[[ SOURCE MATERIAL open ]]

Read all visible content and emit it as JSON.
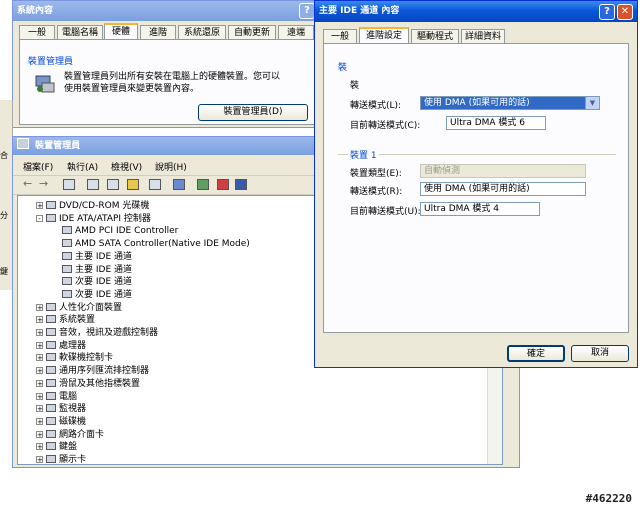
{
  "sysprop": {
    "title": "系統內容",
    "tabs": [
      "一般",
      "電腦名稱",
      "硬體",
      "進階",
      "系統還原",
      "自動更新",
      "遠端"
    ],
    "group_title": "裝置管理員",
    "desc_line1": "裝置管理員列出所有安裝在電腦上的硬體裝置。您可以",
    "desc_line2": "使用裝置管理員來變更裝置內容。",
    "btn": "裝置管理員(D)"
  },
  "devmgr": {
    "title": "裝置管理員",
    "menus": [
      "檔案(F)",
      "執行(A)",
      "檢視(V)",
      "說明(H)"
    ],
    "tree": [
      {
        "expander": "+",
        "label": "DVD/CD-ROM 光碟機"
      },
      {
        "expander": "-",
        "label": "IDE ATA/ATAPI 控制器"
      },
      {
        "expander": "",
        "label": "AMD PCI IDE Controller"
      },
      {
        "expander": "",
        "label": "AMD SATA Controller(Native IDE Mode)"
      },
      {
        "expander": "",
        "label": "主要 IDE 通道"
      },
      {
        "expander": "",
        "label": "主要 IDE 通道"
      },
      {
        "expander": "",
        "label": "次要 IDE 通道"
      },
      {
        "expander": "",
        "label": "次要 IDE 通道"
      },
      {
        "expander": "+",
        "label": "人性化介面裝置"
      },
      {
        "expander": "+",
        "label": "系統裝置"
      },
      {
        "expander": "+",
        "label": "音效，視訊及遊戲控制器"
      },
      {
        "expander": "+",
        "label": "處理器"
      },
      {
        "expander": "+",
        "label": "軟碟機控制卡"
      },
      {
        "expander": "+",
        "label": "通用序列匯流排控制器"
      },
      {
        "expander": "+",
        "label": "滑鼠及其他指標裝置"
      },
      {
        "expander": "+",
        "label": "電腦"
      },
      {
        "expander": "+",
        "label": "監視器"
      },
      {
        "expander": "+",
        "label": "磁碟機"
      },
      {
        "expander": "+",
        "label": "網路介面卡"
      },
      {
        "expander": "+",
        "label": "鍵盤"
      },
      {
        "expander": "+",
        "label": "顯示卡"
      }
    ]
  },
  "ideprop": {
    "title": "主要 IDE 通道 內容",
    "tabs": [
      "一般",
      "進階設定",
      "驅動程式",
      "詳細資料"
    ],
    "dev0": {
      "group": "裝",
      "type_label": "裝",
      "mode_label": "轉送模式(L):",
      "mode_value": "使用 DMA (如果可用的話)",
      "current_label": "目前轉送模式(C):",
      "current_value": "Ultra DMA 模式 6"
    },
    "dev1": {
      "group": "裝置 1",
      "type_label": "裝置類型(E):",
      "type_value": "自動偵測",
      "mode_label": "轉送模式(R):",
      "mode_value": "使用 DMA (如果可用的話)",
      "current_label": "目前轉送模式(U):",
      "current_value": "Ultra DMA 模式 4"
    },
    "ok": "確定",
    "cancel": "取消"
  },
  "side_marks": [
    "合",
    "分",
    "鍵"
  ],
  "watermark": "#462220",
  "colors": {
    "titlebar": "#0a58d8",
    "dialog": "#ece9d8",
    "selection": "#316ac5"
  }
}
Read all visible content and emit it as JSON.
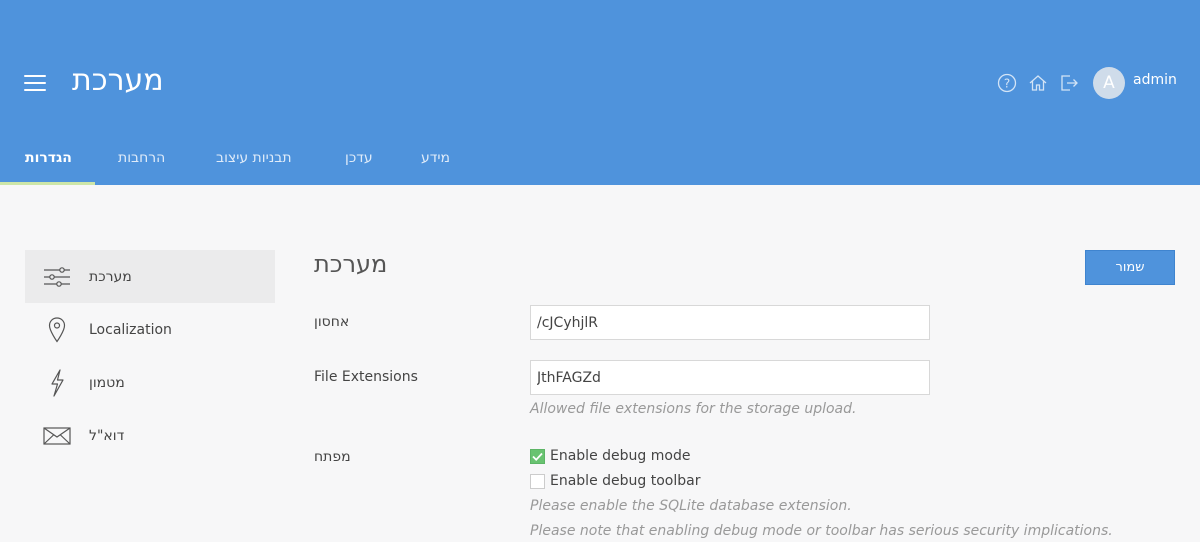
{
  "header": {
    "title": "מערכת",
    "username": "admin",
    "avatar_letter": "A"
  },
  "tabs": [
    {
      "label": "הגדרות",
      "active": true
    },
    {
      "label": "הרחבות",
      "active": false
    },
    {
      "label": "תבניות עיצוב",
      "active": false
    },
    {
      "label": "עדכן",
      "active": false
    },
    {
      "label": "מידע",
      "active": false
    }
  ],
  "sidebar": {
    "items": [
      {
        "label": "מערכת",
        "icon": "sliders-icon",
        "active": true
      },
      {
        "label": "Localization",
        "icon": "map-pin-icon",
        "active": false
      },
      {
        "label": "מטמון",
        "icon": "lightning-icon",
        "active": false
      },
      {
        "label": "דוא\"ל",
        "icon": "envelope-icon",
        "active": false
      }
    ]
  },
  "main": {
    "title": "מערכת",
    "save_label": "שמור",
    "storage": {
      "label": "אחסון",
      "value": "/cJCyhjlR"
    },
    "extensions": {
      "label": "File Extensions",
      "value": "JthFAGZd",
      "hint": "Allowed file extensions for the storage upload."
    },
    "debug": {
      "label": "מפתח",
      "debug_mode": {
        "label": "Enable debug mode",
        "checked": true
      },
      "debug_toolbar": {
        "label": "Enable debug toolbar",
        "checked": false
      },
      "hint1": "Please enable the SQLite database extension.",
      "hint2": "Please note that enabling debug mode or toolbar has serious security implications."
    }
  },
  "colors": {
    "header_bg": "#4f93dc",
    "tab_underline": "#cde6a8",
    "checkbox_checked": "#69c371"
  }
}
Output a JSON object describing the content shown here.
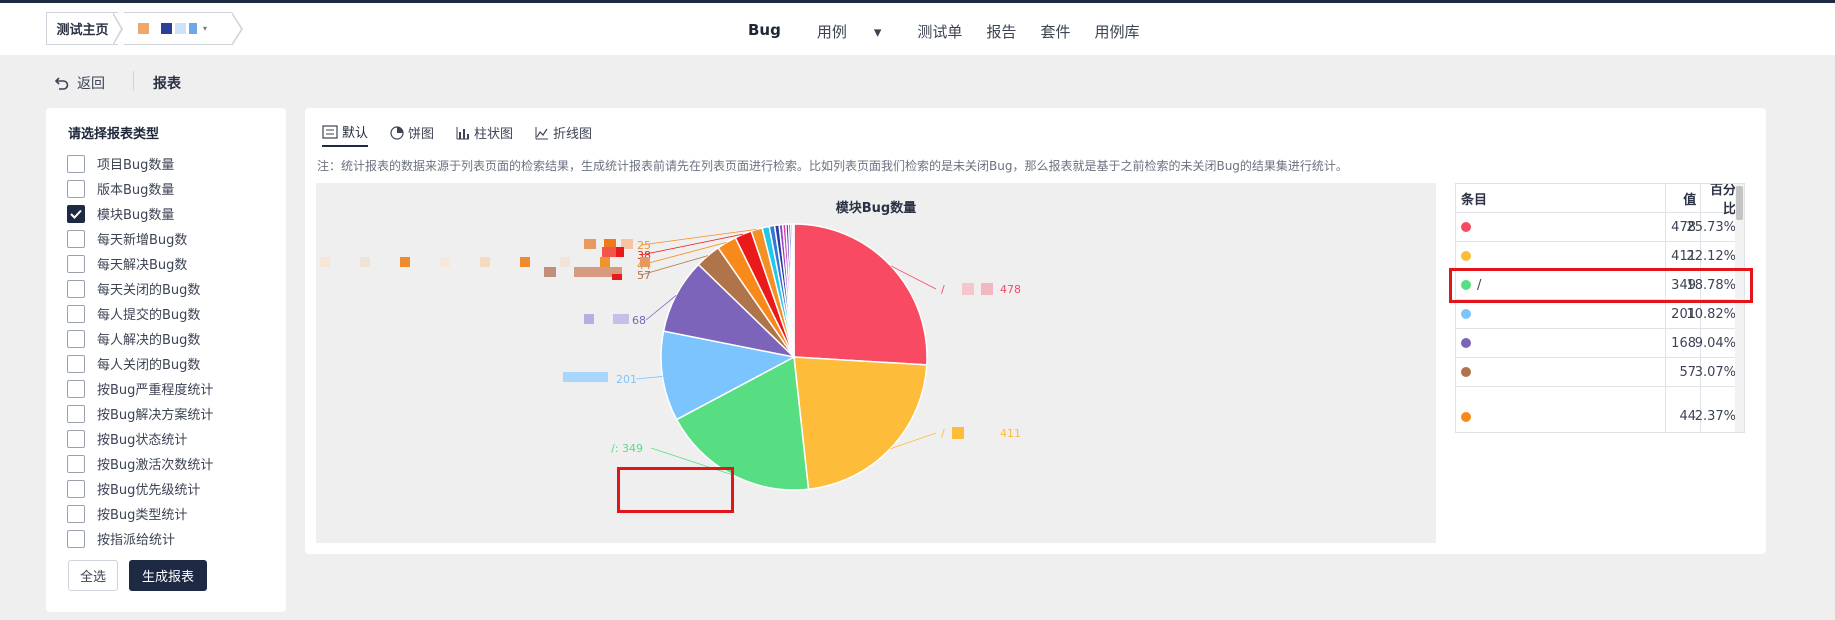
{
  "topbar": {
    "home_crumb": "测试主页",
    "nav": [
      "Bug",
      "用例",
      "测试单",
      "报告",
      "套件",
      "用例库"
    ],
    "active_nav": "Bug"
  },
  "subbar": {
    "back_label": "返回",
    "crumb": "报表"
  },
  "left": {
    "title": "请选择报表类型",
    "options": [
      {
        "label": "项目Bug数量",
        "checked": false
      },
      {
        "label": "版本Bug数量",
        "checked": false
      },
      {
        "label": "模块Bug数量",
        "checked": true
      },
      {
        "label": "每天新增Bug数",
        "checked": false
      },
      {
        "label": "每天解决Bug数",
        "checked": false
      },
      {
        "label": "每天关闭的Bug数",
        "checked": false
      },
      {
        "label": "每人提交的Bug数",
        "checked": false
      },
      {
        "label": "每人解决的Bug数",
        "checked": false
      },
      {
        "label": "每人关闭的Bug数",
        "checked": false
      },
      {
        "label": "按Bug严重程度统计",
        "checked": false
      },
      {
        "label": "按Bug解决方案统计",
        "checked": false
      },
      {
        "label": "按Bug状态统计",
        "checked": false
      },
      {
        "label": "按Bug激活次数统计",
        "checked": false
      },
      {
        "label": "按Bug优先级统计",
        "checked": false
      },
      {
        "label": "按Bug类型统计",
        "checked": false
      },
      {
        "label": "按指派给统计",
        "checked": false
      }
    ],
    "select_all": "全选",
    "generate": "生成报表"
  },
  "tabs": [
    "默认",
    "饼图",
    "柱状图",
    "折线图"
  ],
  "note": "注：统计报表的数据来源于列表页面的检索结果，生成统计报表前请先在列表页面进行检索。比如列表页面我们检索的是未关闭Bug，那么报表就是基于之前检索的未关闭Bug的结果集进行统计。",
  "chart_data": {
    "type": "pie",
    "title": "模块Bug数量",
    "slices": [
      {
        "label": "/",
        "value": 478,
        "color": "#f84a62"
      },
      {
        "label": "/",
        "value": 411,
        "color": "#fdbc3a"
      },
      {
        "label": "/",
        "value": 349,
        "color": "#57de83"
      },
      {
        "label": "",
        "value": 201,
        "color": "#7cc4fd"
      },
      {
        "label": "",
        "value": 168,
        "color": "#7c64bb"
      },
      {
        "label": "",
        "value": 57,
        "color": "#b0744a"
      },
      {
        "label": "",
        "value": 44,
        "color": "#f78a1a"
      },
      {
        "label": "",
        "value": 38,
        "color": "#ea1a1a"
      },
      {
        "label": "",
        "value": 25,
        "color": "#f39124"
      },
      {
        "label": "",
        "value": 16,
        "color": "#22c7ea"
      },
      {
        "label": "",
        "value": 12,
        "color": "#3377d8"
      },
      {
        "label": "",
        "value": 10,
        "color": "#2b3f9a"
      },
      {
        "label": "",
        "value": 8,
        "color": "#9b3ec8"
      },
      {
        "label": "",
        "value": 7,
        "color": "#d43cb5"
      },
      {
        "label": "",
        "value": 6,
        "color": "#5a2fb0"
      },
      {
        "label": "",
        "value": 5,
        "color": "#3b44c4"
      },
      {
        "label": "",
        "value": 4,
        "color": "#c43b8a"
      },
      {
        "label": "",
        "value": 3,
        "color": "#8a3bc4"
      }
    ],
    "value_labels": [
      "478",
      "411",
      "349",
      "201",
      "68",
      "57",
      "44",
      "38",
      "25"
    ],
    "highlight_label": "/: 349"
  },
  "table": {
    "headers": [
      "条目",
      "值",
      "百分比"
    ],
    "rows": [
      {
        "item": "",
        "value": "478",
        "percent": "25.73%",
        "color": "#f84a62"
      },
      {
        "item": "",
        "value": "411",
        "percent": "22.12%",
        "color": "#fdbc3a"
      },
      {
        "item": "/",
        "value": "349",
        "percent": "18.78%",
        "color": "#57de83"
      },
      {
        "item": "",
        "value": "201",
        "percent": "10.82%",
        "color": "#7cc4fd"
      },
      {
        "item": "",
        "value": "168",
        "percent": "9.04%",
        "color": "#7c64bb"
      },
      {
        "item": "",
        "value": "57",
        "percent": "3.07%",
        "color": "#b0744a"
      },
      {
        "item": "",
        "value": "44",
        "percent": "2.37%",
        "color": "#f78a1a"
      }
    ]
  }
}
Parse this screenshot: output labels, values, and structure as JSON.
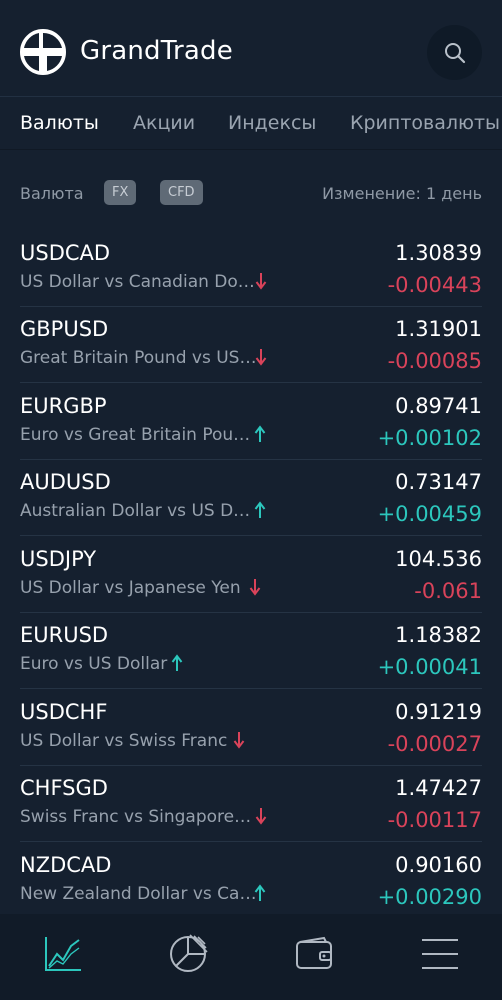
{
  "app": {
    "title": "GrandTrade"
  },
  "tabs": [
    {
      "label": "Валюты",
      "active": true
    },
    {
      "label": "Акции",
      "active": false
    },
    {
      "label": "Индексы",
      "active": false
    },
    {
      "label": "Криптовалюты",
      "active": false
    }
  ],
  "filter": {
    "label": "Валюта",
    "chips": [
      "FX",
      "CFD"
    ],
    "change_label": "Изменение: 1 день"
  },
  "instruments": [
    {
      "symbol": "USDCAD",
      "description": "US Dollar vs Canadian Do…",
      "price": "1.30839",
      "change": "-0.00443",
      "direction": "down"
    },
    {
      "symbol": "GBPUSD",
      "description": "Great Britain Pound vs US…",
      "price": "1.31901",
      "change": "-0.00085",
      "direction": "down"
    },
    {
      "symbol": "EURGBP",
      "description": "Euro vs Great Britain Pou…",
      "price": "0.89741",
      "change": "+0.00102",
      "direction": "up"
    },
    {
      "symbol": "AUDUSD",
      "description": "Australian Dollar vs US D…",
      "price": "0.73147",
      "change": "+0.00459",
      "direction": "up"
    },
    {
      "symbol": "USDJPY",
      "description": "US Dollar vs Japanese Yen",
      "price": "104.536",
      "change": "-0.061",
      "direction": "down"
    },
    {
      "symbol": "EURUSD",
      "description": "Euro vs US Dollar",
      "price": "1.18382",
      "change": "+0.00041",
      "direction": "up"
    },
    {
      "symbol": "USDCHF",
      "description": "US Dollar vs Swiss Franc",
      "price": "0.91219",
      "change": "-0.00027",
      "direction": "down"
    },
    {
      "symbol": "CHFSGD",
      "description": "Swiss Franc vs Singapore…",
      "price": "1.47427",
      "change": "-0.00117",
      "direction": "down"
    },
    {
      "symbol": "NZDCAD",
      "description": "New Zealand Dollar vs Ca…",
      "price": "0.90160",
      "change": "+0.00290",
      "direction": "up"
    }
  ],
  "bottom_nav": [
    {
      "icon": "chart-line-icon",
      "active": true
    },
    {
      "icon": "pie-chart-icon",
      "active": false
    },
    {
      "icon": "wallet-icon",
      "active": false
    },
    {
      "icon": "menu-icon",
      "active": false
    }
  ],
  "colors": {
    "background": "#15202f",
    "negative": "#d9435a",
    "positive": "#2cc7bd",
    "accent": "#2cc7bd"
  }
}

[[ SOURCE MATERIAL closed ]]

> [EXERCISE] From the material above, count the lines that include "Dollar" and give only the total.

> [TASK SOLUTION] 6